      surgical variables: surgery time, blood loss, surgical strategy, cage morphology,
      cage size, surgical segment, fusion number, source of bone graft, surgeon
      experience; radiographic parameters: preoperative lumbar lordosis, correction of 
      lumbar lordosis, preoperative lumbar mobility, preoperative intervertebral
      height, change of intervertebral height, Modic changes, paraspinal muscle
      degeneration.PCM was detected in 18 of 286 patients (6.3%) at follow-up. There
      was no statistically significant difference between the 2 groups in patient
      characteristics, except diagnosis, as lumbar spondylolisthesis was more prevalent
      in PCM group than that in N-PCM group.

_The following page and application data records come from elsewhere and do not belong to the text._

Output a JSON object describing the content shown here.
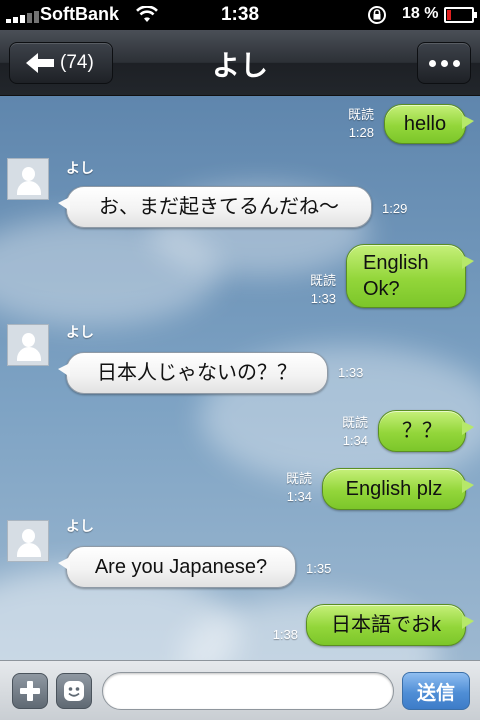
{
  "status_bar": {
    "carrier": "SoftBank",
    "time": "1:38",
    "battery_percent": "18 %",
    "battery_level": 0.18,
    "battery_color": "#e02020"
  },
  "nav": {
    "back_label": "(74)",
    "title": "よし",
    "back_icon": "left-arrow-icon",
    "menu_icon": "more-dots-icon"
  },
  "contact": {
    "name": "よし",
    "avatar_icon": "default-person-icon"
  },
  "messages": [
    {
      "direction": "out",
      "text": "hello",
      "read": "既読",
      "time": "1:28"
    },
    {
      "direction": "in",
      "sender": "よし",
      "text": "お、まだ起きてるんだね〜",
      "time": "1:29"
    },
    {
      "direction": "out",
      "text_lines": [
        "English",
        "Ok?"
      ],
      "read": "既読",
      "time": "1:33"
    },
    {
      "direction": "in",
      "sender": "よし",
      "text": "日本人じゃないの？？",
      "time": "1:33"
    },
    {
      "direction": "out",
      "text": "？？",
      "read": "既読",
      "time": "1:34"
    },
    {
      "direction": "out",
      "text": "English plz",
      "read": "既読",
      "time": "1:34"
    },
    {
      "direction": "in",
      "sender": "よし",
      "text": "Are you Japanese?",
      "time": "1:35"
    },
    {
      "direction": "out",
      "text": "日本語でおk",
      "time": "1:38"
    }
  ],
  "input_bar": {
    "placeholder": "",
    "value": "",
    "send_label": "送信",
    "plus_icon": "plus-icon",
    "emoji_icon": "smiley-icon"
  },
  "colors": {
    "outgoing_bubble": "#93d63a",
    "incoming_bubble": "#f2f2f2",
    "send_button": "#4f8ed6"
  }
}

There was no difference between the 2
      groups in surgical variables, except cage size and surgeon experience, as size of
      cage was smaller in PCM group than that in N-PCM group, and the surgeons with
      less experience (less than 3 years) were more prevalent in PCM group than that in
      N-PCM group. There was no statistically significant difference between 2 groups
      in radiographic parameters. Logistic regression model revealed that less than 3
      years of surgeons' experience, small cage size, and lumbar spondylolisthesis were
      independently associated with PCM.For patients with lumbar spondylolisthesis,
      they should be fully informed about the risk of PCM before operation. While for
      spinal surgeons, large cage should be preferred, and careful manipulation should 
      be adopted, especially for new learners with less than 3-year experience of
      fusion surgery.
FAU - Li, Hua
AU  - Li H
AD  - aDepartment of Spine Surgery, the Halison International Peace Hospital, Hengshui 
      bDepartment of Spine Surgery, The Third Hospital of HeBei Medical University
      cHebei Medical University dFinancial Statistics Department, The Third Hospital of
      HeBei Medical University, Shijiazhuang, China.
FAU - Wang, Hui
AU  - Wang H
FAU - Zhu, Yanbo
AU  - Zhu Y
FAU - Ding, Wenyuan
AU  - Ding W
FAU - Wang, Qian
AU  - Wang Q
LA  - eng
PT  - Journal Article
PL  - United States
TA  - Medicine (Baltimore)
JT  - Medicine
JID - 2985248R
PMC - PMC5571712
EDAT- 2017/08/18 06:00
MHDA- 2017/08/18 06:00
CRDT- 2017/08/18 06:00
AID - 10.1097/MD.0000000000007804 [doi]
AID - 00005792-201708180-00042 [pii]
PST - ppublish
SO  - Medicine (Baltimore). 2017 Aug;96(33):e7804. doi: 10.1097/MD.0000000000007804.